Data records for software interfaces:
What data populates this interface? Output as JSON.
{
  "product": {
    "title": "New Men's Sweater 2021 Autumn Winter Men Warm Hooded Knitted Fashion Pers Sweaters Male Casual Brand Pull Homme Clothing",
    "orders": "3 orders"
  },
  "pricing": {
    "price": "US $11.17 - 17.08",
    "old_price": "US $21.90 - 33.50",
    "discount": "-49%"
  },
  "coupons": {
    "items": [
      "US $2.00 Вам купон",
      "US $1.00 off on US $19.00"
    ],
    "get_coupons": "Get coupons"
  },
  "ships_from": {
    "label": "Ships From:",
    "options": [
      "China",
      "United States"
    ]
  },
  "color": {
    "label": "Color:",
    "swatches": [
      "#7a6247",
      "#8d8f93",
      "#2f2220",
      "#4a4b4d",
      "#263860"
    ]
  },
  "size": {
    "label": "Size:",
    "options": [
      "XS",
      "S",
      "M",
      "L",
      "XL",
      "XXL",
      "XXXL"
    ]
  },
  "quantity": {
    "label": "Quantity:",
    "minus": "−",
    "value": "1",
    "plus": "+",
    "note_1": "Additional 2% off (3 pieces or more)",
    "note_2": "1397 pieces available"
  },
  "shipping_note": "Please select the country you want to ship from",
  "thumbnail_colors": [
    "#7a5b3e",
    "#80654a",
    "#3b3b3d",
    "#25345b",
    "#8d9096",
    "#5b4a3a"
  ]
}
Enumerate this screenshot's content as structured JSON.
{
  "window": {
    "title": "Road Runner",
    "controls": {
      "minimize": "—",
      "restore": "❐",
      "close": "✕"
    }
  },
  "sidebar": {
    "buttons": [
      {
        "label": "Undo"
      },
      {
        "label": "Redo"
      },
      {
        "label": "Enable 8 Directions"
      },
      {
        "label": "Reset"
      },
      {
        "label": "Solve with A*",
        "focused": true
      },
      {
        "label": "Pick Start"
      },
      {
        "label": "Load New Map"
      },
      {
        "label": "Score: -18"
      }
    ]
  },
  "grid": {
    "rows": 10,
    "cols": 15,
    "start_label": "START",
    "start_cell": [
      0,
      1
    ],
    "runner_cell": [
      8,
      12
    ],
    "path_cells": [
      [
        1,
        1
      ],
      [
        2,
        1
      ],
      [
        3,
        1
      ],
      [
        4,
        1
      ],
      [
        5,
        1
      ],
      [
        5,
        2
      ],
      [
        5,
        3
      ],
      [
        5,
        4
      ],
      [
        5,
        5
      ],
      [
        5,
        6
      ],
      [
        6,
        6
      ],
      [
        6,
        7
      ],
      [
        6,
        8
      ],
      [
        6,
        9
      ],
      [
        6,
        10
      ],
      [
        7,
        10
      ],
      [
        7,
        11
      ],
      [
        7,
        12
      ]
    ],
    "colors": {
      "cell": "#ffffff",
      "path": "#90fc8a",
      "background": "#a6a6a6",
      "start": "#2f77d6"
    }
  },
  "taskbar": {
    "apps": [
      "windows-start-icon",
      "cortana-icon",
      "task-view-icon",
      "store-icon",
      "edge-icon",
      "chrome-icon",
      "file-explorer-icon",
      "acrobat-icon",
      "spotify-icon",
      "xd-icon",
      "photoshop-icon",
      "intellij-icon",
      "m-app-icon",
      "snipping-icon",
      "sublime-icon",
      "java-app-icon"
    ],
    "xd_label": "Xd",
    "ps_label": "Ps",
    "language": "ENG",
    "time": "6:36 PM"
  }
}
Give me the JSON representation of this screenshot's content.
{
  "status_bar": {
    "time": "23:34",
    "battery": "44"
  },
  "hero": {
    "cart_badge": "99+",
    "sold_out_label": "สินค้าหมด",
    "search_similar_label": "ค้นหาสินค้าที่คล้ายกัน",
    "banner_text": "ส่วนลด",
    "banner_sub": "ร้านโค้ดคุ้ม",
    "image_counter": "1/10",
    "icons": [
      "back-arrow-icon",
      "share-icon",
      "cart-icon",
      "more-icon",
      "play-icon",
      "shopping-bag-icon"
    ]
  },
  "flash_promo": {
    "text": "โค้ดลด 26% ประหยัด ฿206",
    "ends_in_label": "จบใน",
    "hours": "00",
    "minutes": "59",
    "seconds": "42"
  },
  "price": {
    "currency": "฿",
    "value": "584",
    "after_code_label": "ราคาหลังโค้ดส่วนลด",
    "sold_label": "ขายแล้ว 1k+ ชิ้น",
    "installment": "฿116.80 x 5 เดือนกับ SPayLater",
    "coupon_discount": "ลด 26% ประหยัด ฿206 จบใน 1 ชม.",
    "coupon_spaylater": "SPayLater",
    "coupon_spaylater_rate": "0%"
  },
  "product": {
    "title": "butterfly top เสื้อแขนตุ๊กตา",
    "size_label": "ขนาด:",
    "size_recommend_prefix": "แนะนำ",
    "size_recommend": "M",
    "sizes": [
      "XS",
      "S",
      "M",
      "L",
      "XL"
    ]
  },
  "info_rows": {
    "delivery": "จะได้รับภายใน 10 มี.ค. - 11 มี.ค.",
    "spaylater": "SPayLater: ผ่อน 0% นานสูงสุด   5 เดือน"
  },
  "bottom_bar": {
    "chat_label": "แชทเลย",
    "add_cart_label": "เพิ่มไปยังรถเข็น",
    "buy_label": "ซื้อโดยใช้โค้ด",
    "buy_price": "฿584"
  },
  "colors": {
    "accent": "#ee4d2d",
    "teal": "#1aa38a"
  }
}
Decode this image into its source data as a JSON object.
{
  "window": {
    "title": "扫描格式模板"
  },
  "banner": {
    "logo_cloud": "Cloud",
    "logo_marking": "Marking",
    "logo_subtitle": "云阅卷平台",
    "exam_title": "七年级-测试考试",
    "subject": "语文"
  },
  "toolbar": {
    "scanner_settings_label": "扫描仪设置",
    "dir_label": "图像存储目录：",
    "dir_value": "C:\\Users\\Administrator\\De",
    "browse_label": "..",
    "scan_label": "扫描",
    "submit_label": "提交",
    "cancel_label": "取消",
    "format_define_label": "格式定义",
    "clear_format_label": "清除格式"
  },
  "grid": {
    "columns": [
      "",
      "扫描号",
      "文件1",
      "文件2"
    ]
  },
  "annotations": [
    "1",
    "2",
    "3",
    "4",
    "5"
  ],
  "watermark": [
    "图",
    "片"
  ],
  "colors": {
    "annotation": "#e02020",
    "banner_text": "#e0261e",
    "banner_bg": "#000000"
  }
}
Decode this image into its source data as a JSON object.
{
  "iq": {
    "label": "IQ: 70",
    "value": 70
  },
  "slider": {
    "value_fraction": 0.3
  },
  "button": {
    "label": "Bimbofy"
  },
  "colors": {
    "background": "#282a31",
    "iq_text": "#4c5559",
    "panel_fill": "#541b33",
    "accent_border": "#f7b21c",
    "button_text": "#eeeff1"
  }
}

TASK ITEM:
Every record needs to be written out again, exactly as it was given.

REPLY TO THE EXERCISE:
What data populates this interface? Output as JSON.
{
  "product": {
    "title": "New Men's Sweater 2021 Autumn Winter Men Warm Hooded Knitted Fashion Pers Sweaters Male Casual Brand Pull Homme Clothing",
    "orders": "3 orders"
  },
  "pricing": {
    "price": "US $11.17 - 17.08",
    "old_price": "US $21.90 - 33.50",
    "discount": "-49%"
  },
  "coupons": {
    "items": [
      "US $2.00 Вам купон",
      "US $1.00 off on US $19.00"
    ],
    "get_coupons": "Get coupons"
  },
  "ships_from": {
    "label": "Ships From:",
    "options": [
      "China",
      "United States"
    ]
  },
  "color": {
    "label": "Color:",
    "swatches": [
      "#7a6247",
      "#8d8f93",
      "#2f2220",
      "#4a4b4d",
      "#263860"
    ]
  },
  "size": {
    "label": "Size:",
    "options": [
      "XS",
      "S",
      "M",
      "L",
      "XL",
      "XXL",
      "XXXL"
    ]
  },
  "quantity": {
    "label": "Quantity:",
    "minus": "−",
    "value": "1",
    "plus": "+",
    "note_1": "Additional 2% off (3 pieces or more)",
    "note_2": "1397 pieces available"
  },
  "shipping_note": "Please select the country you want to ship from",
  "thumbnail_colors": [
    "#7a5b3e",
    "#80654a",
    "#3b3b3d",
    "#25345b",
    "#8d9096",
    "#5b4a3a"
  ]
}
Enumerate this screenshot's content as structured JSON.
{
  "window": {
    "title": "Road Runner",
    "controls": {
      "minimize": "—",
      "restore": "❐",
      "close": "✕"
    }
  },
  "sidebar": {
    "buttons": [
      {
        "label": "Undo"
      },
      {
        "label": "Redo"
      },
      {
        "label": "Enable 8 Directions"
      },
      {
        "label": "Reset"
      },
      {
        "label": "Solve with A*",
        "focused": true
      },
      {
        "label": "Pick Start"
      },
      {
        "label": "Load New Map"
      },
      {
        "label": "Score: -18"
      }
    ]
  },
  "grid": {
    "rows": 10,
    "cols": 15,
    "start_label": "START",
    "start_cell": [
      0,
      1
    ],
    "runner_cell": [
      8,
      12
    ],
    "path_cells": [
      [
        1,
        1
      ],
      [
        2,
        1
      ],
      [
        3,
        1
      ],
      [
        4,
        1
      ],
      [
        5,
        1
      ],
      [
        5,
        2
      ],
      [
        5,
        3
      ],
      [
        5,
        4
      ],
      [
        5,
        5
      ],
      [
        5,
        6
      ],
      [
        6,
        6
      ],
      [
        6,
        7
      ],
      [
        6,
        8
      ],
      [
        6,
        9
      ],
      [
        6,
        10
      ],
      [
        7,
        10
      ],
      [
        7,
        11
      ],
      [
        7,
        12
      ]
    ],
    "colors": {
      "cell": "#ffffff",
      "path": "#90fc8a",
      "background": "#a6a6a6",
      "start": "#2f77d6"
    }
  },
  "taskbar": {
    "apps": [
      "windows-start-icon",
      "cortana-icon",
      "task-view-icon",
      "store-icon",
      "edge-icon",
      "chrome-icon",
      "file-explorer-icon",
      "acrobat-icon",
      "spotify-icon",
      "xd-icon",
      "photoshop-icon",
      "intellij-icon",
      "m-app-icon",
      "snipping-icon",
      "sublime-icon",
      "java-app-icon"
    ],
    "xd_label": "Xd",
    "ps_label": "Ps",
    "language": "ENG",
    "time": "6:36 PM"
  }
}
Give me the JSON representation of this screenshot's content.
{
  "status_bar": {
    "time": "23:34",
    "battery": "44"
  },
  "hero": {
    "cart_badge": "99+",
    "sold_out_label": "สินค้าหมด",
    "search_similar_label": "ค้นหาสินค้าที่คล้ายกัน",
    "banner_text": "ส่วนลด",
    "banner_sub": "ร้านโค้ดคุ้ม",
    "image_counter": "1/10",
    "icons": [
      "back-arrow-icon",
      "share-icon",
      "cart-icon",
      "more-icon",
      "play-icon",
      "shopping-bag-icon"
    ]
  },
  "flash_promo": {
    "text": "โค้ดลด 26% ประหยัด ฿206",
    "ends_in_label": "จบใน",
    "hours": "00",
    "minutes": "59",
    "seconds": "42"
  },
  "price": {
    "currency": "฿",
    "value": "584",
    "after_code_label": "ราคาหลังโค้ดส่วนลด",
    "sold_label": "ขายแล้ว 1k+ ชิ้น",
    "installment": "฿116.80 x 5 เดือนกับ SPayLater",
    "coupon_discount": "ลด 26% ประหยัด ฿206 จบใน 1 ชม.",
    "coupon_spaylater": "SPayLater",
    "coupon_spaylater_rate": "0%"
  },
  "product": {
    "title": "butterfly top เสื้อแขนตุ๊กตา",
    "size_label": "ขนาด:",
    "size_recommend_prefix": "แนะนำ",
    "size_recommend": "M",
    "sizes": [
      "XS",
      "S",
      "M",
      "L",
      "XL"
    ]
  },
  "info_rows": {
    "delivery": "จะได้รับภายใน 10 มี.ค. - 11 มี.ค.",
    "spaylater": "SPayLater: ผ่อน 0% นานสูงสุด   5 เดือน"
  },
  "bottom_bar": {
    "chat_label": "แชทเลย",
    "add_cart_label": "เพิ่มไปยังรถเข็น",
    "buy_label": "ซื้อโดยใช้โค้ด",
    "buy_price": "฿584"
  },
  "colors": {
    "accent": "#ee4d2d",
    "teal": "#1aa38a"
  }
}
Decode this image into its source data as a JSON object.
{
  "window": {
    "title": "扫描格式模板"
  },
  "banner": {
    "logo_cloud": "Cloud",
    "logo_marking": "Marking",
    "logo_subtitle": "云阅卷平台",
    "exam_title": "七年级-测试考试",
    "subject": "语文"
  },
  "toolbar": {
    "scanner_settings_label": "扫描仪设置",
    "dir_label": "图像存储目录：",
    "dir_value": "C:\\Users\\Administrator\\De",
    "browse_label": "..",
    "scan_label": "扫描",
    "submit_label": "提交",
    "cancel_label": "取消",
    "format_define_label": "格式定义",
    "clear_format_label": "清除格式"
  },
  "grid": {
    "columns": [
      "",
      "扫描号",
      "文件1",
      "文件2"
    ]
  },
  "annotations": [
    "1",
    "2",
    "3",
    "4",
    "5"
  ],
  "watermark": [
    "图",
    "片"
  ],
  "colors": {
    "annotation": "#e02020",
    "banner_text": "#e0261e",
    "banner_bg": "#000000"
  }
}
Decode this image into its source data as a JSON object.
{
  "iq": {
    "label": "IQ: 70",
    "value": 70
  },
  "slider": {
    "value_fraction": 0.3
  },
  "button": {
    "label": "Bimbofy"
  },
  "colors": {
    "background": "#282a31",
    "iq_text": "#4c5559",
    "panel_fill": "#541b33",
    "accent_border": "#f7b21c",
    "button_text": "#eeeff1"
  }
}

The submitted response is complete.